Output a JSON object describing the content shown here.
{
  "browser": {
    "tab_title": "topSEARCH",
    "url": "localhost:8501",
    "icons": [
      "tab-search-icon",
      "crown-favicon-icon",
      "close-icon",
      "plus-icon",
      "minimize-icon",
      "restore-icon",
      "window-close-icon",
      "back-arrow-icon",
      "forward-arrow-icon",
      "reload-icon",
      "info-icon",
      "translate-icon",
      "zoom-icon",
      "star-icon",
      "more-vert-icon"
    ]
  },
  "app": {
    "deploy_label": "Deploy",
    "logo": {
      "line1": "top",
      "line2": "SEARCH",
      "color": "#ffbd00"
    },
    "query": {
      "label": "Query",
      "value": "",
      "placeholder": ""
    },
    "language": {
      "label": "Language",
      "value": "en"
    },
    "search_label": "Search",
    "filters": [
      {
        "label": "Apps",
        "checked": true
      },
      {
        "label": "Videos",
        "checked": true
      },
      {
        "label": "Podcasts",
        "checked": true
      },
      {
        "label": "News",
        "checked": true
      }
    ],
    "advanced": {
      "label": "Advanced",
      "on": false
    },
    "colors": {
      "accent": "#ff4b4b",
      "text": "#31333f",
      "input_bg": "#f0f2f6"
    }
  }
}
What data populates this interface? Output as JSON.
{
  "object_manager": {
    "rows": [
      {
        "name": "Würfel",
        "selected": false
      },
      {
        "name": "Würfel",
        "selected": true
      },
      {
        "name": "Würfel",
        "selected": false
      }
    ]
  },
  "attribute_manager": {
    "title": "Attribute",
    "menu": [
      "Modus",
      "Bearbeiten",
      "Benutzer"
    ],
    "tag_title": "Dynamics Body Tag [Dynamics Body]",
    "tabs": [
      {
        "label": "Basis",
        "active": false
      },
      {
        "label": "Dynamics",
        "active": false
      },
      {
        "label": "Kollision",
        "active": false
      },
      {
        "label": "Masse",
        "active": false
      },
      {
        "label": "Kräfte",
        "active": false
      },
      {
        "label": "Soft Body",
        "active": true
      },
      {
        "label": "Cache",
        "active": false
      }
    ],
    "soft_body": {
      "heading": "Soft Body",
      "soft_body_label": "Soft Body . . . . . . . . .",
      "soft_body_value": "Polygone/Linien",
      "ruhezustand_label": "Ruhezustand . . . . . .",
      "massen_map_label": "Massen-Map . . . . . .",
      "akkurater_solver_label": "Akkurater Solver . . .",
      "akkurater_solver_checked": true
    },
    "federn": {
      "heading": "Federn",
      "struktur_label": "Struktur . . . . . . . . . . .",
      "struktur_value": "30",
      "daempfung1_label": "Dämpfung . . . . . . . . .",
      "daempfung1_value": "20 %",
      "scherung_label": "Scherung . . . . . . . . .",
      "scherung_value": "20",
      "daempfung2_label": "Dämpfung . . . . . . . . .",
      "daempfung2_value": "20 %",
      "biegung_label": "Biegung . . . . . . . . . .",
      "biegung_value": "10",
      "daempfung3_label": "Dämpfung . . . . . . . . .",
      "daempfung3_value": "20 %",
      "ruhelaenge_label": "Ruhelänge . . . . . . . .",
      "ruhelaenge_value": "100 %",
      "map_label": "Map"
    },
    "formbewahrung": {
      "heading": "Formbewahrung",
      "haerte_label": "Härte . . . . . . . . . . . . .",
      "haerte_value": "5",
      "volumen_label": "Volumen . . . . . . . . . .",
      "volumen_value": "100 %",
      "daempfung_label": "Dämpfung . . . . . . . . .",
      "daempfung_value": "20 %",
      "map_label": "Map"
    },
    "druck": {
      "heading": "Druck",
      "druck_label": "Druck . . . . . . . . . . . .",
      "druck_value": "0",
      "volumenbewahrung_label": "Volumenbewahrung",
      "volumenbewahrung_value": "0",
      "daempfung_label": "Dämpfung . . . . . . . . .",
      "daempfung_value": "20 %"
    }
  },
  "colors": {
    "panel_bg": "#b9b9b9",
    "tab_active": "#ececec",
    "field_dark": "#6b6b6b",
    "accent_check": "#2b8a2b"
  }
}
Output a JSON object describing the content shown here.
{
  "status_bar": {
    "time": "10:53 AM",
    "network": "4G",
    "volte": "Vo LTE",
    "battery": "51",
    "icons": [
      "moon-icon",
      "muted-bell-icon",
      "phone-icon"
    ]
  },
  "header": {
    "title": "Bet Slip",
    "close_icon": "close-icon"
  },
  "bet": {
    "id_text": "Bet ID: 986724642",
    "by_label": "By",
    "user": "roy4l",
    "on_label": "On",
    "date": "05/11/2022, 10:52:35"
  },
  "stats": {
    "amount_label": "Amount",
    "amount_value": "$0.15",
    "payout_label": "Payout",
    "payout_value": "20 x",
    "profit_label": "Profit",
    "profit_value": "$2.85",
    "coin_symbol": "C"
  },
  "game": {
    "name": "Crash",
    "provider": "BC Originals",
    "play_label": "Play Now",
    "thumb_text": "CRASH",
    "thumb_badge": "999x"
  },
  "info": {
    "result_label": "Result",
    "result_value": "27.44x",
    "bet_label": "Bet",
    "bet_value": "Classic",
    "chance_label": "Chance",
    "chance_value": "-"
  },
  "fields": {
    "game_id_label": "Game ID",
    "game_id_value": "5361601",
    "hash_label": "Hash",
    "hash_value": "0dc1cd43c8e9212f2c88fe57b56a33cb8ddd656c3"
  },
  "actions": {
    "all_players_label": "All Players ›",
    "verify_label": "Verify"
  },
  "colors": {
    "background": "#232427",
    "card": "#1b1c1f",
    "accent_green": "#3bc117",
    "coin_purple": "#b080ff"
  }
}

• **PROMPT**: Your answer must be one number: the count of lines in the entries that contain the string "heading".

• **OUTPUT BELOW**: 4